[Interface dataset entries]
--*--

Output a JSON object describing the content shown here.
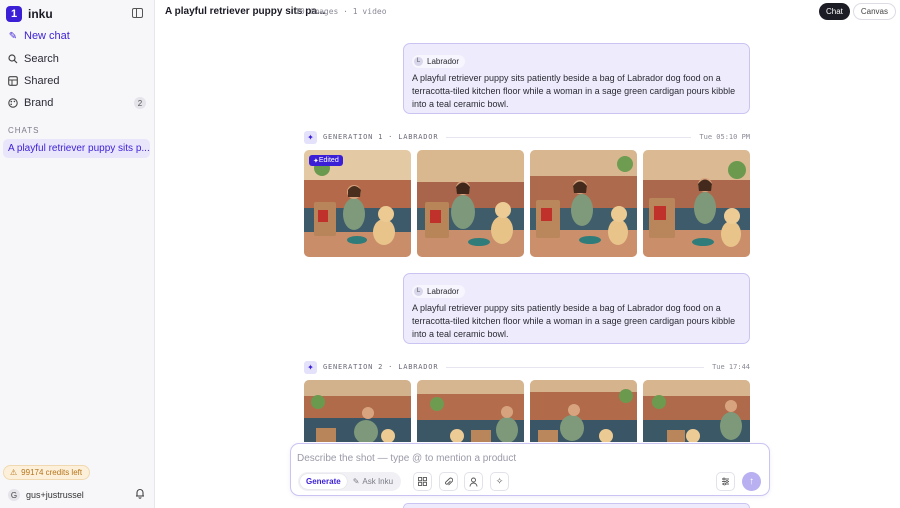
{
  "app": {
    "name": "inku",
    "logo_glyph": "1"
  },
  "sidebar": {
    "nav": [
      {
        "label": "New chat",
        "icon": "pencil-square-icon"
      },
      {
        "label": "Search",
        "icon": "search-icon"
      },
      {
        "label": "Shared",
        "icon": "shared-icon"
      },
      {
        "label": "Brand",
        "icon": "palette-icon",
        "badge": "2"
      }
    ],
    "chats_label": "CHATS",
    "chats": [
      {
        "title": "A playful retriever puppy sits p..."
      }
    ],
    "credits": "99174 credits left",
    "user": {
      "initial": "G",
      "name": "gus+justrussel"
    }
  },
  "header": {
    "title": "A playful retriever puppy sits pa...",
    "meta": "20 images · 1 video",
    "toggle": {
      "chat": "Chat",
      "canvas": "Canvas"
    }
  },
  "thread": {
    "prompts": [
      {
        "chip_initial": "L",
        "chip_label": "Labrador",
        "text": "A playful retriever puppy sits patiently beside a bag of Labrador dog food on a terracotta-tiled kitchen floor while a woman in a sage green cardigan pours kibble into a teal ceramic bowl."
      },
      {
        "chip_initial": "L",
        "chip_label": "Labrador",
        "text": "A playful retriever puppy sits patiently beside a bag of Labrador dog food on a terracotta-tiled kitchen floor while a woman in a sage green cardigan pours kibble into a teal ceramic bowl."
      }
    ],
    "generations": [
      {
        "label": "GENERATION 1 · LABRADOR",
        "time": "Tue 05:10 PM",
        "edited_badge": "Edited"
      },
      {
        "label": "GENERATION 2 · LABRADOR",
        "time": "Tue 17:44"
      }
    ]
  },
  "composer": {
    "placeholder": "Describe the shot — type @ to mention a product",
    "modes": {
      "generate": "Generate",
      "ask": "Ask Inku"
    }
  },
  "colors": {
    "accent": "#3b1fd6",
    "prompt_bg": "#eeecfc",
    "credits_text": "#b5741a"
  }
}
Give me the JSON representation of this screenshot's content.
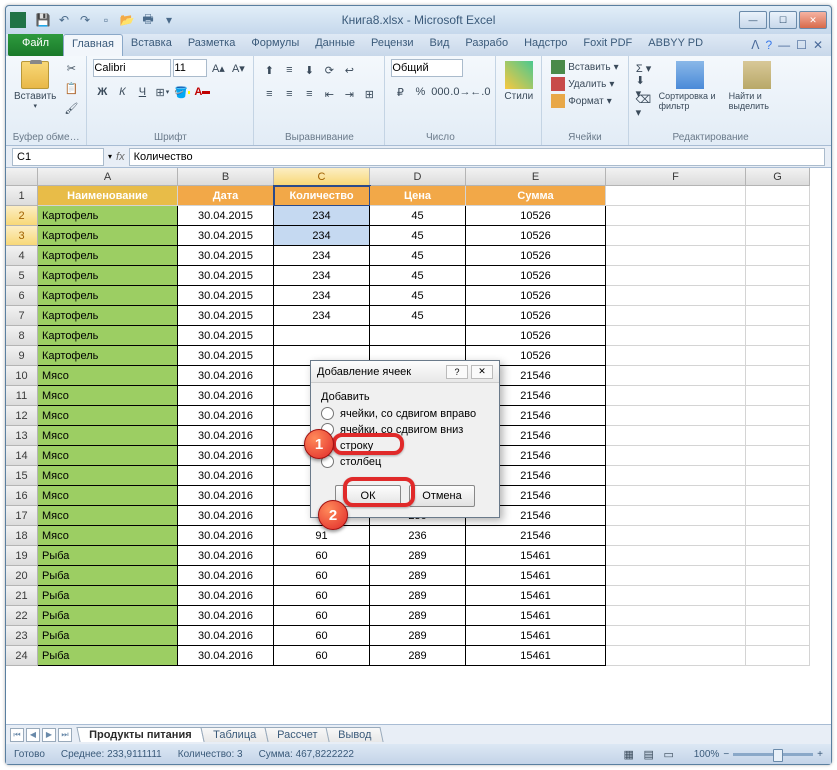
{
  "window_title": "Книга8.xlsx - Microsoft Excel",
  "file_tab": "Файл",
  "tabs": [
    "Главная",
    "Вставка",
    "Разметка",
    "Формулы",
    "Данные",
    "Рецензи",
    "Вид",
    "Разрабо",
    "Надстро",
    "Foxit PDF",
    "ABBYY PD"
  ],
  "ribbon": {
    "clipboard": {
      "paste": "Вставить",
      "title": "Буфер обме…"
    },
    "font": {
      "name": "Calibri",
      "size": "11",
      "bold": "Ж",
      "italic": "К",
      "underline": "Ч",
      "title": "Шрифт"
    },
    "align": {
      "title": "Выравнивание"
    },
    "number": {
      "format": "Общий",
      "title": "Число"
    },
    "styles": {
      "styles_btn": "Стили"
    },
    "cells": {
      "insert": "Вставить",
      "delete": "Удалить",
      "format": "Формат",
      "title": "Ячейки"
    },
    "editing": {
      "sort": "Сортировка и фильтр",
      "find": "Найти и выделить",
      "title": "Редактирование"
    }
  },
  "name_box": "C1",
  "formula_value": "Количество",
  "col_letters": [
    "A",
    "B",
    "C",
    "D",
    "E",
    "F",
    "G"
  ],
  "header_row": [
    "Наименование",
    "Дата",
    "Количество",
    "Цена",
    "Сумма"
  ],
  "rows": [
    [
      "Картофель",
      "30.04.2015",
      "234",
      "45",
      "10526"
    ],
    [
      "Картофель",
      "30.04.2015",
      "234",
      "45",
      "10526"
    ],
    [
      "Картофель",
      "30.04.2015",
      "234",
      "45",
      "10526"
    ],
    [
      "Картофель",
      "30.04.2015",
      "234",
      "45",
      "10526"
    ],
    [
      "Картофель",
      "30.04.2015",
      "234",
      "45",
      "10526"
    ],
    [
      "Картофель",
      "30.04.2015",
      "234",
      "45",
      "10526"
    ],
    [
      "Картофель",
      "30.04.2015",
      "",
      "",
      "10526"
    ],
    [
      "Картофель",
      "30.04.2015",
      "",
      "",
      "10526"
    ],
    [
      "Мясо",
      "30.04.2016",
      "",
      "",
      "21546"
    ],
    [
      "Мясо",
      "30.04.2016",
      "",
      "",
      "21546"
    ],
    [
      "Мясо",
      "30.04.2016",
      "",
      "",
      "21546"
    ],
    [
      "Мясо",
      "30.04.2016",
      "",
      "",
      "21546"
    ],
    [
      "Мясо",
      "30.04.2016",
      "",
      "",
      "21546"
    ],
    [
      "Мясо",
      "30.04.2016",
      "",
      "",
      "21546"
    ],
    [
      "Мясо",
      "30.04.2016",
      "",
      "",
      "21546"
    ],
    [
      "Мясо",
      "30.04.2016",
      "",
      "236",
      "21546"
    ],
    [
      "Мясо",
      "30.04.2016",
      "91",
      "236",
      "21546"
    ],
    [
      "Рыба",
      "30.04.2016",
      "60",
      "289",
      "15461"
    ],
    [
      "Рыба",
      "30.04.2016",
      "60",
      "289",
      "15461"
    ],
    [
      "Рыба",
      "30.04.2016",
      "60",
      "289",
      "15461"
    ],
    [
      "Рыба",
      "30.04.2016",
      "60",
      "289",
      "15461"
    ],
    [
      "Рыба",
      "30.04.2016",
      "60",
      "289",
      "15461"
    ],
    [
      "Рыба",
      "30.04.2016",
      "60",
      "289",
      "15461"
    ]
  ],
  "sheets": [
    "Продукты питания",
    "Таблица",
    "Рассчет",
    "Вывод"
  ],
  "status": {
    "ready": "Готово",
    "avg_label": "Среднее:",
    "avg_val": "233,9111111",
    "count_label": "Количество:",
    "count_val": "3",
    "sum_label": "Сумма:",
    "sum_val": "467,8222222",
    "zoom": "100%"
  },
  "dialog": {
    "title": "Добавление ячеек",
    "group": "Добавить",
    "opt1": "ячейки, со сдвигом вправо",
    "opt2": "ячейки, со сдвигом вниз",
    "opt3": "строку",
    "opt4": "столбец",
    "ok": "ОК",
    "cancel": "Отмена"
  },
  "callout1": "1",
  "callout2": "2"
}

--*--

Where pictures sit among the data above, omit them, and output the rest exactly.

# [Task result]
Output a JSON object describing the content shown here.
{
  "app": {
    "name": "inku",
    "logo_glyph": "1"
  },
  "sidebar": {
    "nav": [
      {
        "label": "New chat",
        "icon": "pencil-square-icon"
      },
      {
        "label": "Search",
        "icon": "search-icon"
      },
      {
        "label": "Shared",
        "icon": "shared-icon"
      },
      {
        "label": "Brand",
        "icon": "palette-icon",
        "badge": "2"
      }
    ],
    "chats_label": "CHATS",
    "chats": [
      {
        "title": "A playful retriever puppy sits p..."
      }
    ],
    "credits": "99174 credits left",
    "user": {
      "initial": "G",
      "name": "gus+justrussel"
    }
  },
  "header": {
    "title": "A playful retriever puppy sits pa...",
    "meta": "20 images · 1 video",
    "toggle": {
      "chat": "Chat",
      "canvas": "Canvas"
    }
  },
  "thread": {
    "prompts": [
      {
        "chip_initial": "L",
        "chip_label": "Labrador",
        "text": "A playful retriever puppy sits patiently beside a bag of Labrador dog food on a terracotta-tiled kitchen floor while a woman in a sage green cardigan pours kibble into a teal ceramic bowl."
      },
      {
        "chip_initial": "L",
        "chip_label": "Labrador",
        "text": "A playful retriever puppy sits patiently beside a bag of Labrador dog food on a terracotta-tiled kitchen floor while a woman in a sage green cardigan pours kibble into a teal ceramic bowl."
      }
    ],
    "generations": [
      {
        "label": "GENERATION 1 · LABRADOR",
        "time": "Tue 05:10 PM",
        "edited_badge": "Edited"
      },
      {
        "label": "GENERATION 2 · LABRADOR",
        "time": "Tue 17:44"
      }
    ]
  },
  "composer": {
    "placeholder": "Describe the shot — type @ to mention a product",
    "modes": {
      "generate": "Generate",
      "ask": "Ask Inku"
    }
  },
  "colors": {
    "accent": "#3b1fd6",
    "prompt_bg": "#eeecfc",
    "credits_text": "#b5741a"
  }
}
Give me the JSON representation of this screenshot's content.
{
  "window_title": "Книга8.xlsx - Microsoft Excel",
  "file_tab": "Файл",
  "tabs": [
    "Главная",
    "Вставка",
    "Разметка",
    "Формулы",
    "Данные",
    "Рецензи",
    "Вид",
    "Разрабо",
    "Надстро",
    "Foxit PDF",
    "ABBYY PD"
  ],
  "ribbon": {
    "clipboard": {
      "paste": "Вставить",
      "title": "Буфер обме…"
    },
    "font": {
      "name": "Calibri",
      "size": "11",
      "bold": "Ж",
      "italic": "К",
      "underline": "Ч",
      "title": "Шрифт"
    },
    "align": {
      "title": "Выравнивание"
    },
    "number": {
      "format": "Общий",
      "title": "Число"
    },
    "styles": {
      "styles_btn": "Стили"
    },
    "cells": {
      "insert": "Вставить",
      "delete": "Удалить",
      "format": "Формат",
      "title": "Ячейки"
    },
    "editing": {
      "sort": "Сортировка и фильтр",
      "find": "Найти и выделить",
      "title": "Редактирование"
    }
  },
  "name_box": "C1",
  "formula_value": "Количество",
  "col_letters": [
    "A",
    "B",
    "C",
    "D",
    "E",
    "F",
    "G"
  ],
  "header_row": [
    "Наименование",
    "Дата",
    "Количество",
    "Цена",
    "Сумма"
  ],
  "rows": [
    [
      "Картофель",
      "30.04.2015",
      "234",
      "45",
      "10526"
    ],
    [
      "Картофель",
      "30.04.2015",
      "234",
      "45",
      "10526"
    ],
    [
      "Картофель",
      "30.04.2015",
      "234",
      "45",
      "10526"
    ],
    [
      "Картофель",
      "30.04.2015",
      "234",
      "45",
      "10526"
    ],
    [
      "Картофель",
      "30.04.2015",
      "234",
      "45",
      "10526"
    ],
    [
      "Картофель",
      "30.04.2015",
      "234",
      "45",
      "10526"
    ],
    [
      "Картофель",
      "30.04.2015",
      "",
      "",
      "10526"
    ],
    [
      "Картофель",
      "30.04.2015",
      "",
      "",
      "10526"
    ],
    [
      "Мясо",
      "30.04.2016",
      "",
      "",
      "21546"
    ],
    [
      "Мясо",
      "30.04.2016",
      "",
      "",
      "21546"
    ],
    [
      "Мясо",
      "30.04.2016",
      "",
      "",
      "21546"
    ],
    [
      "Мясо",
      "30.04.2016",
      "",
      "",
      "21546"
    ],
    [
      "Мясо",
      "30.04.2016",
      "",
      "",
      "21546"
    ],
    [
      "Мясо",
      "30.04.2016",
      "",
      "",
      "21546"
    ],
    [
      "Мясо",
      "30.04.2016",
      "",
      "",
      "21546"
    ],
    [
      "Мясо",
      "30.04.2016",
      "",
      "236",
      "21546"
    ],
    [
      "Мясо",
      "30.04.2016",
      "91",
      "236",
      "21546"
    ],
    [
      "Рыба",
      "30.04.2016",
      "60",
      "289",
      "15461"
    ],
    [
      "Рыба",
      "30.04.2016",
      "60",
      "289",
      "15461"
    ],
    [
      "Рыба",
      "30.04.2016",
      "60",
      "289",
      "15461"
    ],
    [
      "Рыба",
      "30.04.2016",
      "60",
      "289",
      "15461"
    ],
    [
      "Рыба",
      "30.04.2016",
      "60",
      "289",
      "15461"
    ],
    [
      "Рыба",
      "30.04.2016",
      "60",
      "289",
      "15461"
    ]
  ],
  "sheets": [
    "Продукты питания",
    "Таблица",
    "Рассчет",
    "Вывод"
  ],
  "status": {
    "ready": "Готово",
    "avg_label": "Среднее:",
    "avg_val": "233,9111111",
    "count_label": "Количество:",
    "count_val": "3",
    "sum_label": "Сумма:",
    "sum_val": "467,8222222",
    "zoom": "100%"
  },
  "dialog": {
    "title": "Добавление ячеек",
    "group": "Добавить",
    "opt1": "ячейки, со сдвигом вправо",
    "opt2": "ячейки, со сдвигом вниз",
    "opt3": "строку",
    "opt4": "столбец",
    "ok": "ОК",
    "cancel": "Отмена"
  },
  "callout1": "1",
  "callout2": "2"
}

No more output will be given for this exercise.